The other thing that is happening is that I am getting to conduct or assist in seminars for FIDE to "teach the trainer" type activities and (so far India and in Botswana and at least one more this year) so perhaps I will be more involved in training players in the future.
Hairulov: In your opinion , what Malaysia could do to be a strong chess country ?
To be fair, I will first have to state that we will never be an Indonesia let alone a Philippines or even Vietnam as chess playing here is not a profession that you can live on and no matter how talented or good, school and work has to come first.
On the other hand players are getting ever younger and stronger sooner nowadays. At the ASEAN Chess Academy, if a child has interest, can work hard and is not without talent, and has the opportunity to play regularly in international youth events, if we start working with them between 9-11 years of age, by 16 a FIDE Master title is almost assured and the International Master title a real possibility with the Grandmaster title maybe even being realistically dreamed of.
In this process we will also have a pretty good idea by the time the child is 14 what his limits might be. So we need to do more with young players and that starts with our local trainers who are frankly almost all much too weak for this task. A year lost is critical today and we cannot destroy talent like this and yet we continue to do so.
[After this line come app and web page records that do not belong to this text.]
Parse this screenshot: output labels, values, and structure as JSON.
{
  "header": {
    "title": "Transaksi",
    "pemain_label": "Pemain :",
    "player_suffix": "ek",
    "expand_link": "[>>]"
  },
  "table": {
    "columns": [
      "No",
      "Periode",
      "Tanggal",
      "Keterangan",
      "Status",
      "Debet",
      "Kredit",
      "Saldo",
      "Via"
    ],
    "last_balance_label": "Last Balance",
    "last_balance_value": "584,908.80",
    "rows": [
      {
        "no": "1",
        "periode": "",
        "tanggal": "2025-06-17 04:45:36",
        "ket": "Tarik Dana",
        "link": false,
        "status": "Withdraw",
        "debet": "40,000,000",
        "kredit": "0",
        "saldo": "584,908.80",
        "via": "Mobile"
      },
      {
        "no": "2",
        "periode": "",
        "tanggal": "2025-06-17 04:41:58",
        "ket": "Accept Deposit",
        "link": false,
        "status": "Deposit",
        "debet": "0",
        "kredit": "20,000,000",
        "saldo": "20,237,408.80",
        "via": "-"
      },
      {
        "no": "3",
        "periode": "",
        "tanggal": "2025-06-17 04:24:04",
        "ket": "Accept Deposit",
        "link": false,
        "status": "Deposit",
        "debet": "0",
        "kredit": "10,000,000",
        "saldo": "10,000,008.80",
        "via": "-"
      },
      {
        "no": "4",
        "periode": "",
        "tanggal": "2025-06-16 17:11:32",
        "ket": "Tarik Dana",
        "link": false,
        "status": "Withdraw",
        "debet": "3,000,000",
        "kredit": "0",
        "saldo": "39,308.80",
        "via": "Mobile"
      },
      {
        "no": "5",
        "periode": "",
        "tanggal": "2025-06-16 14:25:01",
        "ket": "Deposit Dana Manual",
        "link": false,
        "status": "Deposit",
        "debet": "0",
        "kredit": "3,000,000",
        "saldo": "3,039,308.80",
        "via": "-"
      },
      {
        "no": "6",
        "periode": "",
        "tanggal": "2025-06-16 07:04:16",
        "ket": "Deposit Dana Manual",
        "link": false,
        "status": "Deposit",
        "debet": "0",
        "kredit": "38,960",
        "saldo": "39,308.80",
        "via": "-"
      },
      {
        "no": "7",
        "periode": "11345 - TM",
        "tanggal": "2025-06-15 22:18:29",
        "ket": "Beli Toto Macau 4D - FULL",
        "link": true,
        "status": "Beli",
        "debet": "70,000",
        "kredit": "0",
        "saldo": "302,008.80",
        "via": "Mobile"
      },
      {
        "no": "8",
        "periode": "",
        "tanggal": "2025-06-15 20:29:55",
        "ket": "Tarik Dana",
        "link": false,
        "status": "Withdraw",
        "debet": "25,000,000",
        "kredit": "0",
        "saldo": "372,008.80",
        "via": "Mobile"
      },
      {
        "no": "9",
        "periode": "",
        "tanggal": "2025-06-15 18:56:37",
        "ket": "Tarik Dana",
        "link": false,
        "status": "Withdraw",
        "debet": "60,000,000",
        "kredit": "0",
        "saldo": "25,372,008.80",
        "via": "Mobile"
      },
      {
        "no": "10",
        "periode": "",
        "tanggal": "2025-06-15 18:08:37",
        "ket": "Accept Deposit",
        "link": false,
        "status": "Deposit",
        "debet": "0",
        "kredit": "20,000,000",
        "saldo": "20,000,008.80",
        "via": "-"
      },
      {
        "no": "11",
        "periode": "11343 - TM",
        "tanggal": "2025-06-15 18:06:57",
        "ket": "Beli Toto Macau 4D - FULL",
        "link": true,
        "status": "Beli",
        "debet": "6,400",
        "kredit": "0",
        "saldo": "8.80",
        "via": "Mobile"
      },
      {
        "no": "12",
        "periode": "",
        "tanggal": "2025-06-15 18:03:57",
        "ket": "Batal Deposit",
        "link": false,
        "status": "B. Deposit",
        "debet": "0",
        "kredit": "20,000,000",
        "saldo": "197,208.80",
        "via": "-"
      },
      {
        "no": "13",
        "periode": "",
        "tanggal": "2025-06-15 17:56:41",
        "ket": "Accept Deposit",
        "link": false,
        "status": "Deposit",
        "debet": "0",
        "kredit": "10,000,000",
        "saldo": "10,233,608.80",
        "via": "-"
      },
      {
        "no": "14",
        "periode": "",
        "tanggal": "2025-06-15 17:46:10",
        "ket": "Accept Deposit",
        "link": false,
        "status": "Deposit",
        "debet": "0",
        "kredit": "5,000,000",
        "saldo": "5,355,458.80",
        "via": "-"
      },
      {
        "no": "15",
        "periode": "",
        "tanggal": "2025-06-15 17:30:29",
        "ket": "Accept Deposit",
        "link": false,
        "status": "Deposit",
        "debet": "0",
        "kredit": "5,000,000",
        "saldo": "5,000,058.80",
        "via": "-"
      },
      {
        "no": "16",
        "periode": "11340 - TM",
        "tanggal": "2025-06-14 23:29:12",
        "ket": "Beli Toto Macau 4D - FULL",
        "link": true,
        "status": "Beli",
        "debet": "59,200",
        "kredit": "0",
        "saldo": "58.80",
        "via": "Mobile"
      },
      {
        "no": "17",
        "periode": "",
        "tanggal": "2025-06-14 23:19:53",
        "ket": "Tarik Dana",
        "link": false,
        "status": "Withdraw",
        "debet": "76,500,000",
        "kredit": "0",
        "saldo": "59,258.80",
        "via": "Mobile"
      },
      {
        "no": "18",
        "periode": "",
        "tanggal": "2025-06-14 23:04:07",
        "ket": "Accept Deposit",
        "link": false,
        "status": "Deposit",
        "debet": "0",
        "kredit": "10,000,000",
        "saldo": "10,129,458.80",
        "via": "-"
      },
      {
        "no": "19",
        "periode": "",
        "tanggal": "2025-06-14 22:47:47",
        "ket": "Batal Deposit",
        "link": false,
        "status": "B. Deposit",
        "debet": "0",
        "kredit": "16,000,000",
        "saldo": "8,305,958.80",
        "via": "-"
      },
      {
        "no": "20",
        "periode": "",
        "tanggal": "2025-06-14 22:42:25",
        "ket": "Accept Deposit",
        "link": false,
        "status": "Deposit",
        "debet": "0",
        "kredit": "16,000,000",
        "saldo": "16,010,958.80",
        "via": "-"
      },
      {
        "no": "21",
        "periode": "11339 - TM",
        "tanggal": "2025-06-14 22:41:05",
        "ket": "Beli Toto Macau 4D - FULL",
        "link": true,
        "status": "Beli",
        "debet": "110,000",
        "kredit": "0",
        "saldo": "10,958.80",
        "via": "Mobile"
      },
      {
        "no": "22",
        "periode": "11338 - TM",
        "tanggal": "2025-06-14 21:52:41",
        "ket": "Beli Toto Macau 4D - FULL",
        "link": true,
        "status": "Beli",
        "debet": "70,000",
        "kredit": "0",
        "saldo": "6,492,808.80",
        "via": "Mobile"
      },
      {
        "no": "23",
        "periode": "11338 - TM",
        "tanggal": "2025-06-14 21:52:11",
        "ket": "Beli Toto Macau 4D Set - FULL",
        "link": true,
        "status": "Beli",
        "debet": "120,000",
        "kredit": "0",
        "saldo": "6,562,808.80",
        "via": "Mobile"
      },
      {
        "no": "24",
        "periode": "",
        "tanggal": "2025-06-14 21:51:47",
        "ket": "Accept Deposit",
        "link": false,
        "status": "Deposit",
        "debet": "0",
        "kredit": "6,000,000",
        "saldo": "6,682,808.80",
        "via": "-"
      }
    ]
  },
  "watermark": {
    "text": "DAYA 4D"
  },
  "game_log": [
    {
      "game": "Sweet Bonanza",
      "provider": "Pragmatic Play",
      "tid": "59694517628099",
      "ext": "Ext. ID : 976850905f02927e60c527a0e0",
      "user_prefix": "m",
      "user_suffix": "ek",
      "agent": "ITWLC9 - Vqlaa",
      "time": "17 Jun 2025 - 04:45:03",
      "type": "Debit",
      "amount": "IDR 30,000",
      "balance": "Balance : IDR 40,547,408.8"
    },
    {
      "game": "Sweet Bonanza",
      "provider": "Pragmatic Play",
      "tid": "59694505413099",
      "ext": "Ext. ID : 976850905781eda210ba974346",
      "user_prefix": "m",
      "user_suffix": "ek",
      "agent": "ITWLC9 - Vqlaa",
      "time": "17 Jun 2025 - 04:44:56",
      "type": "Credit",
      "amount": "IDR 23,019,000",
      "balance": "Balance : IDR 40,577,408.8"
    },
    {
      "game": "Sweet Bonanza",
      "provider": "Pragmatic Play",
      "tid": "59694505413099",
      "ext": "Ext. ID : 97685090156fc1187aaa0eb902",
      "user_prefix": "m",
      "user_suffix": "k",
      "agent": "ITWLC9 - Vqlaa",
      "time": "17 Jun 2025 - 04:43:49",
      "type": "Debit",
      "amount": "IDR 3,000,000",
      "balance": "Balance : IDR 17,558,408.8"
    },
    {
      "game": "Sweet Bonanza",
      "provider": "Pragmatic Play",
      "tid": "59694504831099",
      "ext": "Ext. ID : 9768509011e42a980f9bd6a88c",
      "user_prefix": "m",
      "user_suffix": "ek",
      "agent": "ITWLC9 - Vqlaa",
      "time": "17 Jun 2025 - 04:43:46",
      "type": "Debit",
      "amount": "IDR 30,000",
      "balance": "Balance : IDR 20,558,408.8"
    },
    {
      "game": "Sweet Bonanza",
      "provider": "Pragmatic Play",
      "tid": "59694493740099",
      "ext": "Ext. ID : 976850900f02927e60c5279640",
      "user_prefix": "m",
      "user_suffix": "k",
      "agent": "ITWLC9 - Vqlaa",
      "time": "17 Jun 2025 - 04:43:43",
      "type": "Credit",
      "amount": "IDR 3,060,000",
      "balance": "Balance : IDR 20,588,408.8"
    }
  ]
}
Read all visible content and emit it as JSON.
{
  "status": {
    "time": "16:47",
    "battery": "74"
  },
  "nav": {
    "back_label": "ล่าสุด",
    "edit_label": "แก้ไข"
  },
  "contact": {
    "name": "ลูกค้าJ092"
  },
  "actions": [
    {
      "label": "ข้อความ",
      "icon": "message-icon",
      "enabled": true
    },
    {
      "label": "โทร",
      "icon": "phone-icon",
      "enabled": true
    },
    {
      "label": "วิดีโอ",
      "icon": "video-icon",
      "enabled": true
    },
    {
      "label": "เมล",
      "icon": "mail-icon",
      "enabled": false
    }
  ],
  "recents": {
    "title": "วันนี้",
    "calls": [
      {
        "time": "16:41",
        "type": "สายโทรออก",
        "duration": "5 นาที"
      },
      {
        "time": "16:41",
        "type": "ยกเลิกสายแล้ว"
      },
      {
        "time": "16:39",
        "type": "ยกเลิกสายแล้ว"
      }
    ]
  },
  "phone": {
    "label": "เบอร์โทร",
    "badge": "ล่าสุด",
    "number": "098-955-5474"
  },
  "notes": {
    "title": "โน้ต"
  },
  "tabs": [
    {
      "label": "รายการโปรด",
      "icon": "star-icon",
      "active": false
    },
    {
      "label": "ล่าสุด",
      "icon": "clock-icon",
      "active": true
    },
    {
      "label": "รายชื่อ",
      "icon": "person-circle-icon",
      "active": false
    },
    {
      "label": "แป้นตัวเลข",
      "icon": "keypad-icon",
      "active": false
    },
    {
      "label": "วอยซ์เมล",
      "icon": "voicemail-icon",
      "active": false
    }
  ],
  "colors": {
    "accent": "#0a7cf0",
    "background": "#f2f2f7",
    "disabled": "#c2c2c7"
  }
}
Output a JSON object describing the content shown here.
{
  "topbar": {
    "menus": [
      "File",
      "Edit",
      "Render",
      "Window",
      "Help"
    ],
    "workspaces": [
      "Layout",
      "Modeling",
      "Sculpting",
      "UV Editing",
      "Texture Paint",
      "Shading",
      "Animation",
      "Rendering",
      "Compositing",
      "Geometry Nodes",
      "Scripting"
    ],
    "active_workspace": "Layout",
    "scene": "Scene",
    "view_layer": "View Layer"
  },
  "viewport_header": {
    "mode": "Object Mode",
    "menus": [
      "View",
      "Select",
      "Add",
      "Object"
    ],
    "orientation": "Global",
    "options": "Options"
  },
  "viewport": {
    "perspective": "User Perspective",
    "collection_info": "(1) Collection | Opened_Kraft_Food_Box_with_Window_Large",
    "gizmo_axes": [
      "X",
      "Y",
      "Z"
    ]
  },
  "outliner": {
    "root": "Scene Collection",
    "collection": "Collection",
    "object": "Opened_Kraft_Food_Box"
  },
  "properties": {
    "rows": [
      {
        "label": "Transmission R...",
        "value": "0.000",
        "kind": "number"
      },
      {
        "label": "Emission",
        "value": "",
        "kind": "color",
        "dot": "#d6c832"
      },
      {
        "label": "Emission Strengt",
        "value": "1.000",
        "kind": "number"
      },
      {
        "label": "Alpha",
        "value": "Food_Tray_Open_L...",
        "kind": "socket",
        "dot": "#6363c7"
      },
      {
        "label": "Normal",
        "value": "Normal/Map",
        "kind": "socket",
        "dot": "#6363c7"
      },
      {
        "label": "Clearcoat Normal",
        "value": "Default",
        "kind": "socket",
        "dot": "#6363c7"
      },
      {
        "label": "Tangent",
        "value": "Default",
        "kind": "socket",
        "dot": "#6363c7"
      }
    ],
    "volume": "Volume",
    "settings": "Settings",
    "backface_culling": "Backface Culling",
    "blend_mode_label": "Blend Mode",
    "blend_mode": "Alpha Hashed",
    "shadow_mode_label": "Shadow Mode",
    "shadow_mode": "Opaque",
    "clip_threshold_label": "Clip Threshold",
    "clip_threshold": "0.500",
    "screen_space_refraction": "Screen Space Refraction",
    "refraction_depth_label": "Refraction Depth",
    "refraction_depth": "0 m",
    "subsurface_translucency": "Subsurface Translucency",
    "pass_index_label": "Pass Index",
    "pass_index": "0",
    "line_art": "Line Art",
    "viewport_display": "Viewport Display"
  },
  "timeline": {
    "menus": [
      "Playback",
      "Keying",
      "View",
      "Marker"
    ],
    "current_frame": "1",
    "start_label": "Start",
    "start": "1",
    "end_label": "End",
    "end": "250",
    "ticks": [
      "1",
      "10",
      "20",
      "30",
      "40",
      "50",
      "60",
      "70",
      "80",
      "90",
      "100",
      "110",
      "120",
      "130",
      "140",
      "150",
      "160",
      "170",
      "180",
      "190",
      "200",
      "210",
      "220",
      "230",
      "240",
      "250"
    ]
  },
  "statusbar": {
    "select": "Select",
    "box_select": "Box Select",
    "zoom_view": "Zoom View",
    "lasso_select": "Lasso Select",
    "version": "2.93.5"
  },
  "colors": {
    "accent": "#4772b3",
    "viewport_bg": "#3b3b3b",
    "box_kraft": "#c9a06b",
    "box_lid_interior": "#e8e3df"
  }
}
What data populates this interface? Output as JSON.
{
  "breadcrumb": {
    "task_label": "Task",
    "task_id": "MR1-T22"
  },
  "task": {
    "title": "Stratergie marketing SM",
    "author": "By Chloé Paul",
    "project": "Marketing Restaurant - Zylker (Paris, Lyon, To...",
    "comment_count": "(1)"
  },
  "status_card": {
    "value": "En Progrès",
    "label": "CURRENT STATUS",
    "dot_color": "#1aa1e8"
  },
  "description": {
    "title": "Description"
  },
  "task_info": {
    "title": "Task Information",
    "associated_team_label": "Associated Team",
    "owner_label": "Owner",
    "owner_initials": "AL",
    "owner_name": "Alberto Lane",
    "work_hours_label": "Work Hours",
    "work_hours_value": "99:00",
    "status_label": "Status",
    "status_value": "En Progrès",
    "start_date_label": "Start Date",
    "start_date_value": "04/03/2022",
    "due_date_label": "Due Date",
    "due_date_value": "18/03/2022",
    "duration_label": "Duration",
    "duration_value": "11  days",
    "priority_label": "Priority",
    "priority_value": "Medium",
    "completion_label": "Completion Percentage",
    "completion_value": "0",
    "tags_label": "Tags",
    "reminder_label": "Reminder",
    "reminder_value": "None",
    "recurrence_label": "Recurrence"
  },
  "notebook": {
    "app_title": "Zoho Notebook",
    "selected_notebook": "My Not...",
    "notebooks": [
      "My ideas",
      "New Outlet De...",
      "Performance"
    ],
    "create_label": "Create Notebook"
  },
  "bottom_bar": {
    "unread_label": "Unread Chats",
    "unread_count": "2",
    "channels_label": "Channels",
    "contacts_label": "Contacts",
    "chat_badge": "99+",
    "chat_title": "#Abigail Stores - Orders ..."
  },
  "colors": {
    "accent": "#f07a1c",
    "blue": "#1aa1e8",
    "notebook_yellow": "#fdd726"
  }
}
There seem to be a disturbing trend by officials in MCF to deprive players from opportunities to play internationally when the exact opposite should be the case.
For Malaysia to progress, I think it has to start with everyone who has held positions in chess in the last 10 years stepping aside (no one is indispensible and history has proven all national leaders do well in their first one or two terms and up to a decade and after become absolute monsters!).
Others will emerge, and we will likely be pleasantly surprised at how well they do! If asked, people like me will of course offer guidance and if they choose to disagree and instead tell me to jump into the Klang river I can also easily accept that!
* this interview is conducted through email. At first we plan to meet for the interview but unfortunately due to unexpected things happen in the last minutes , we decide to do it by e-mail instead - Hairulov